The benefits of Dhanurasana include a strengthening of back and leg muscles, realigning of the spinal column, improved posture as well as improved flexibility of back, shoulders, and hips. This yoga pose also stimulates spinal nerves, stretching back ligaments and muscles; massages the liver, abdominal organs, pancreas, and adrenal glands. Dhanurasana should also relieve gastrointestinal disorders.
All information about the pose: visualizations, technical comments, benefits, tips, contraindications, modifications, variations, and counter poses can be found on our yoga pose directory page for Dhanurasana, the Full Bow posture.
You should enter Matsyendrasana or Half Lord of the Fishes pose by placing the right foot at the root of the left thigh, encircling the right knee by the left leg, holding the two feet by the opposite hands, and twisting the body.
The benefits of Matsyendrasana include stretching and toning of back and shoulder muscles, as well as lengthening and energizing the spine. Matsyendrasana massages and tones abdominals, and relieves digestive problems. This pose also aids the function of the liver, kidney, and adrenal glands.
All information about the pose: visualizations, technical comments, benefits, tips, contraindications, modifications, variations, and counter poses can be found on our yoga pose directory page for Matsyendrasana, the Half Lord of the Fishes posture.
6. Bhadrasana – Gracious or Auspicious pose
You should enter Bhadrasana or Gracious (Auspicious) pose by placing the two heels under the scrotum on either side of the perineum. The left heel on the left side and the right one on the right side, and firmly holding with hands the feet which are made to touch the sides. You should remain steady in this posture.

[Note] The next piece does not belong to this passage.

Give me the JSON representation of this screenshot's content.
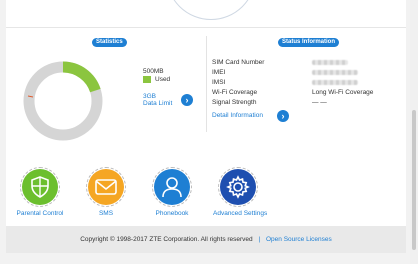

The benefits of Bhadrasana include stretching the thighs, legs, and back, as well as improving the body posture. Bhadrasana provides relief in acidity, gastritis, constipation, and asthma. The pose also regulates the functioning of the thyroid gland and abdominal and reproductive organs. This is an excellent asana for meditation and is beneficial for spiritual purposes.
All information about the pose: steps, teacher queues, contraindications, modifications, variations, and counter poses will be available on our yoga pose directory page for Bhadrasana, the Gracious (Auspicious) pose.
You should do Savasana at the end of every yoga class. Savasana is done by lying supine on the ground like a corpse. Stay in this position for 8-10 minutes and allow students to calm their breath and withdraw their senses inside the body. A short guided meditation or calm background music is also welcome.
If there is less time available at the end of the class, you could instruct people to take a deep breath and exhale with a sound through the mouth. Repeat this three times at the beginning of Savasana and let students rest for a few minutes. My teacher calls this “espresso” Savasana.
Savasana is used for stress release and deep relaxation. It calms the nervous system and is beneficial for insomnia, headaches, and pain relief. The posture also helps to lower high blood pressure.
All information about the pose: visualizations, technical comments, benefits, tips, contraindications, modifications, variations, and counter poses can be found on our yoga pose directory page for Savasana, the Corpse posture.
Practicing Hatha yoga and its asanas can bring many benefits to one’s physical, mental, and emotional well-being. The practice of yoga postures can help to stretch and tone the muscles, improve posture and alignment, and increase circulation. I hope this article will inspire you for your future yoga classes and to explore the Hatha Yoga Pradipika text in more detail.
Looking for more inspiration for your next yoga class? YogaClassPlan sequence builder gives you access to 7000+ shared class plans in your hands. You can create your own completely new class sequences by choosing from 500+ pose illustrations. Simply drag and drop poses to create your routine, add class plan details such as duration and level, and share the class plan with your students. Sign-up for a 15-day YogaClassPlan free trial today.